Search for the word "this" in the entries. Each line that holds it should be copied.

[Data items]
= Beginning of Section =

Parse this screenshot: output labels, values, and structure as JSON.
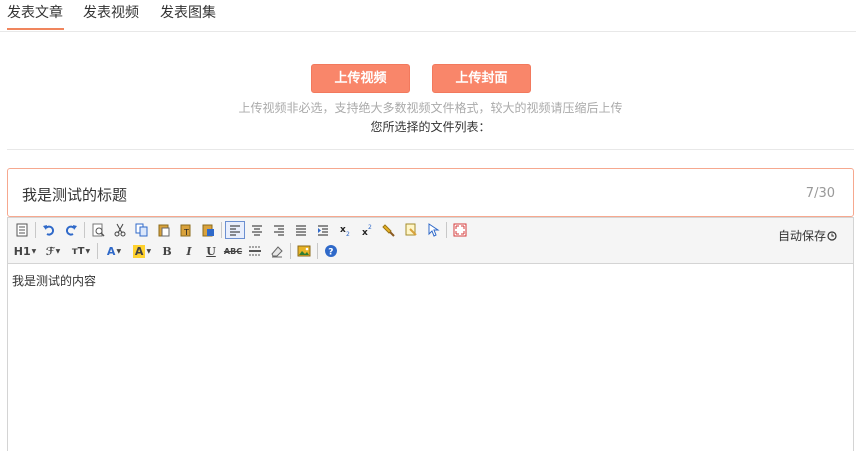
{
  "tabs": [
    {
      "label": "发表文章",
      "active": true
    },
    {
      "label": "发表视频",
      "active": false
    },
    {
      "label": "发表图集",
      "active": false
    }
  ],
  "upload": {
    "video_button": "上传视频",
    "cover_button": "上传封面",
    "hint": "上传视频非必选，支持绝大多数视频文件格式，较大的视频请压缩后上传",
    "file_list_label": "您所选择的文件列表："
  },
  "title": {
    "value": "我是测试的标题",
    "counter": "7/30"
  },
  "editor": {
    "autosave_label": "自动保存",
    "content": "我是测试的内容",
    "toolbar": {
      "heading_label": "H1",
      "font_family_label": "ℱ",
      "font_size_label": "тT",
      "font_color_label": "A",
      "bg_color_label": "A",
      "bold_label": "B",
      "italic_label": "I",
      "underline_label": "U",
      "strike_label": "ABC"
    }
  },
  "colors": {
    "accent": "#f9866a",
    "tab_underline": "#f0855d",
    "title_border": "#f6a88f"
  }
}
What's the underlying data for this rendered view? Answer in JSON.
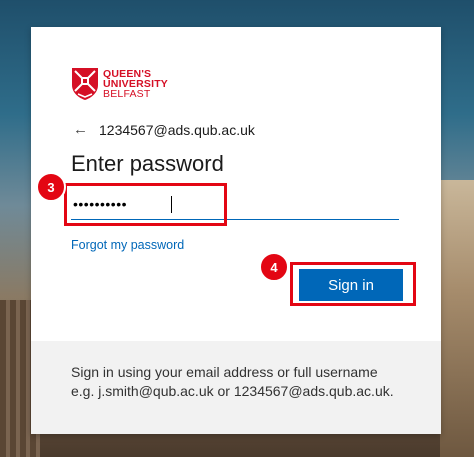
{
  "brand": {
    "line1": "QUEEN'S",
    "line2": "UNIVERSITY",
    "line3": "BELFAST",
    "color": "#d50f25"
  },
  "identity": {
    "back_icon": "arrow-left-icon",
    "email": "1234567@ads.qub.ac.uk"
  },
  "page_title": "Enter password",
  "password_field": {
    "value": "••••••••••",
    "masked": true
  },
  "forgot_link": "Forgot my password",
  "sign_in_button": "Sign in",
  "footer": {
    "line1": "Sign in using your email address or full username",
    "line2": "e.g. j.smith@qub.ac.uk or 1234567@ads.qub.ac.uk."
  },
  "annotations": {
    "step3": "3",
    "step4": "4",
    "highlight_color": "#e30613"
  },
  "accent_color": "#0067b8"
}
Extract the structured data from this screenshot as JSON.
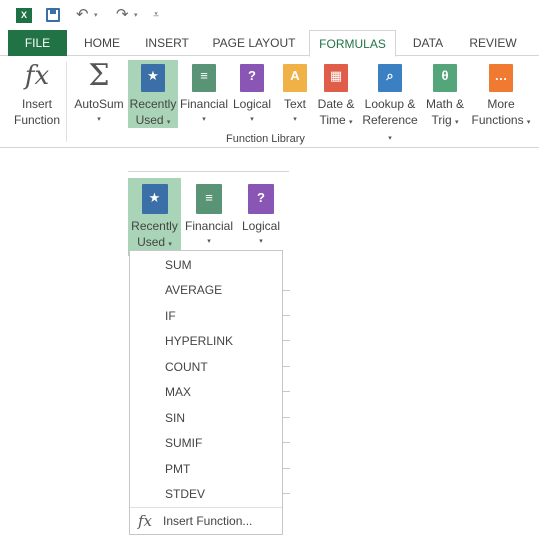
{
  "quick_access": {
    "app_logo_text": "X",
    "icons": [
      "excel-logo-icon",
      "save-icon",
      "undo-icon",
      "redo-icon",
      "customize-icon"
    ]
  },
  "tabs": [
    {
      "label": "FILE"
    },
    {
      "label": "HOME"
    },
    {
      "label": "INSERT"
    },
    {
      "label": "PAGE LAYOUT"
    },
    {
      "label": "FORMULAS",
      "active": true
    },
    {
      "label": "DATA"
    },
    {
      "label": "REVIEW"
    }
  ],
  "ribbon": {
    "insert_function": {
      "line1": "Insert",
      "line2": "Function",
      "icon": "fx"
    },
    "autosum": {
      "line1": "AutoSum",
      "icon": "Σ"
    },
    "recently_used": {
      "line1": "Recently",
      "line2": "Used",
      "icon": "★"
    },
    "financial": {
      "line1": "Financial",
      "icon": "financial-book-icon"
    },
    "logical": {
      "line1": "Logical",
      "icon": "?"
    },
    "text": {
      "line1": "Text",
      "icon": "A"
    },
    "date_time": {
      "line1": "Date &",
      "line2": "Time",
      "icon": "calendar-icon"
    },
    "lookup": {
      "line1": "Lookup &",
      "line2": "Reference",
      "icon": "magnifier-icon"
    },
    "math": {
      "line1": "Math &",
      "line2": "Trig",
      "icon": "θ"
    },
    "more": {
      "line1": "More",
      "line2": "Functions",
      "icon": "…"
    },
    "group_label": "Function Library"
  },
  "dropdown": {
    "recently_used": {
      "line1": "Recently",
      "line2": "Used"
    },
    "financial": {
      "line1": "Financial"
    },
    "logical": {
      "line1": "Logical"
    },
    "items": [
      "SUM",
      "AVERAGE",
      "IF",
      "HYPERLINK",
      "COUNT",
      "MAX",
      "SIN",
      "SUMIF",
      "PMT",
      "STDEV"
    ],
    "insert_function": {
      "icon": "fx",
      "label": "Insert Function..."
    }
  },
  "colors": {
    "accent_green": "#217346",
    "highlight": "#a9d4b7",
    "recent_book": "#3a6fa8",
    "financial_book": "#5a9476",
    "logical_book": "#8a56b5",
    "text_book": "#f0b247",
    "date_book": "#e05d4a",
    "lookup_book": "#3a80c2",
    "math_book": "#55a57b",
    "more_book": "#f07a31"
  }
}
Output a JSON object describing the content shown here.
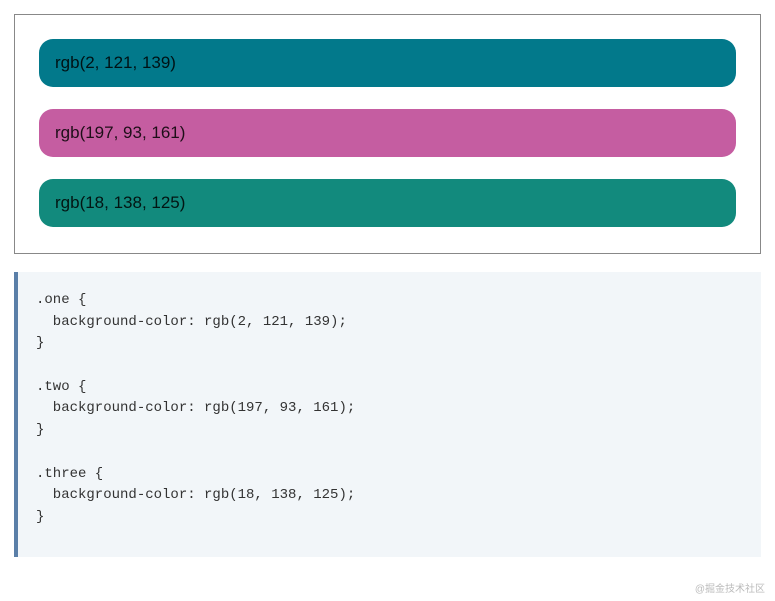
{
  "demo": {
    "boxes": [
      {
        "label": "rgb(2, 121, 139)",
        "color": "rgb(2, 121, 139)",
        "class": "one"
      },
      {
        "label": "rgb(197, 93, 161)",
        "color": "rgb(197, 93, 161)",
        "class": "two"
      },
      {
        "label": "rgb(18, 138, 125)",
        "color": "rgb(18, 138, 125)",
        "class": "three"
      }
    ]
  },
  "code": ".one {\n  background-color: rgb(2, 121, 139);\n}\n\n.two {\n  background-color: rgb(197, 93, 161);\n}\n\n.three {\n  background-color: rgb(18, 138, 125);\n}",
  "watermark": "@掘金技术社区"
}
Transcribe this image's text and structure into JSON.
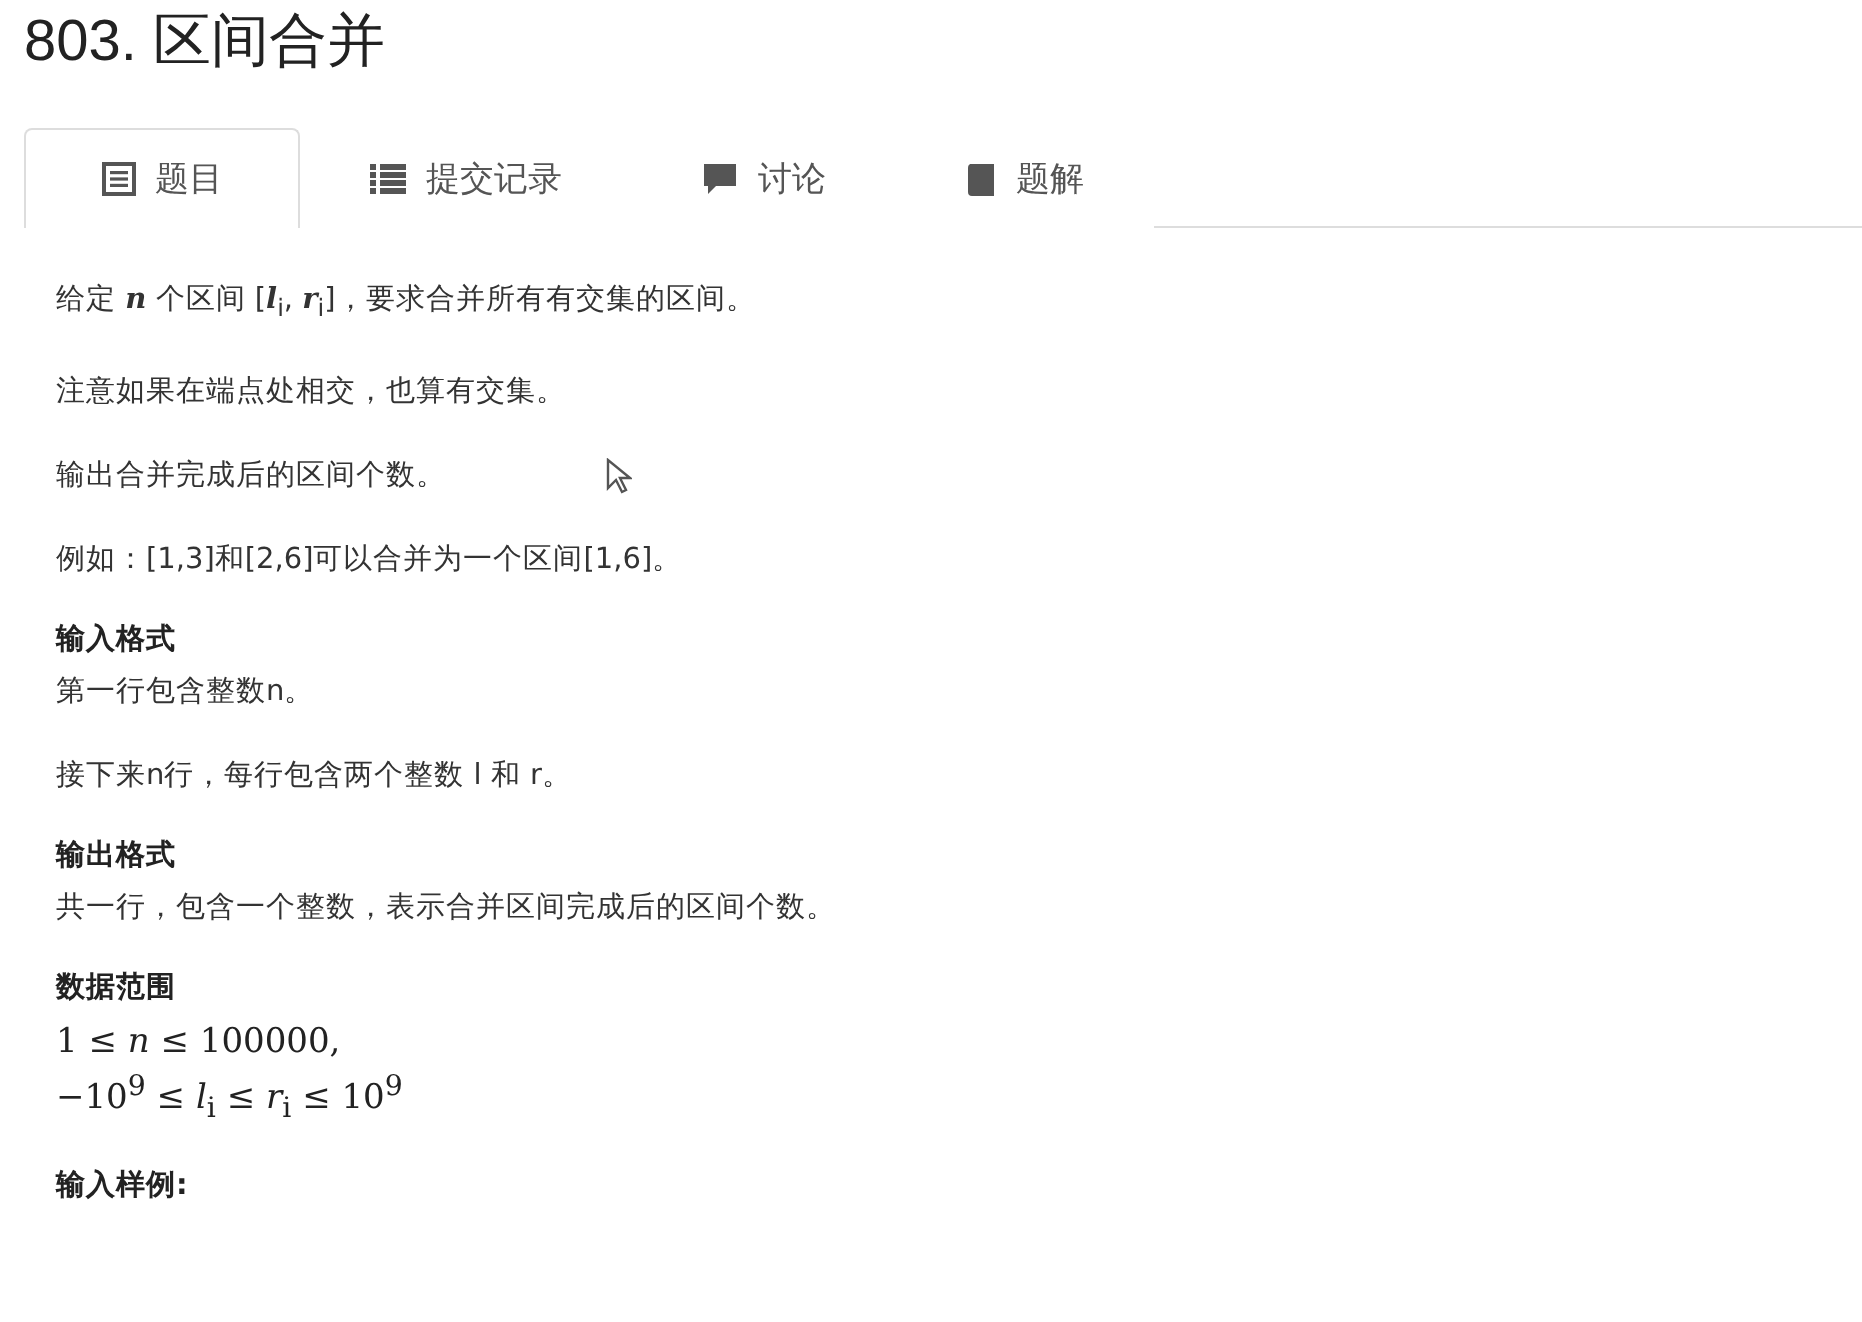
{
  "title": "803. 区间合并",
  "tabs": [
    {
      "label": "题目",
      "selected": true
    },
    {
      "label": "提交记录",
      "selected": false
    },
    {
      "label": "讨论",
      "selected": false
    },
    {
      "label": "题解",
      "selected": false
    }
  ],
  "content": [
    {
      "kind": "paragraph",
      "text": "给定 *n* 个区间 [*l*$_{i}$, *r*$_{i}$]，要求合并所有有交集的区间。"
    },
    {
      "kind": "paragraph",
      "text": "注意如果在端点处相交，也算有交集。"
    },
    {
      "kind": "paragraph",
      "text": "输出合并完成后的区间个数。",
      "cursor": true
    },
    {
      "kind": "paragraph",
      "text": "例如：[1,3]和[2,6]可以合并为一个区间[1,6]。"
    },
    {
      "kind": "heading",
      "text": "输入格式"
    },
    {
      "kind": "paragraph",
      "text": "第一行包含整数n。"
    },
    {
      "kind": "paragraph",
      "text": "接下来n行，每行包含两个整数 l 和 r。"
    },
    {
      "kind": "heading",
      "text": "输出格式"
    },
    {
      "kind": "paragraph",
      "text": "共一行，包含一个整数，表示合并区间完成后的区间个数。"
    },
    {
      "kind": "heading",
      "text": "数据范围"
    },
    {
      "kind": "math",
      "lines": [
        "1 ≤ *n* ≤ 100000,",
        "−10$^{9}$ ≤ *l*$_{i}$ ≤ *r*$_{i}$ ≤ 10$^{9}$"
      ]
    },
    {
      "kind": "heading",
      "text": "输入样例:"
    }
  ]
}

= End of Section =

> Answer area:
Parse this screenshot: output labels, values, and structure as JSON.
What's the underlying data for this rendered view? Answer in JSON.
Extract the structured data from this screenshot as JSON.
Transcribe this image's text and structure into JSON.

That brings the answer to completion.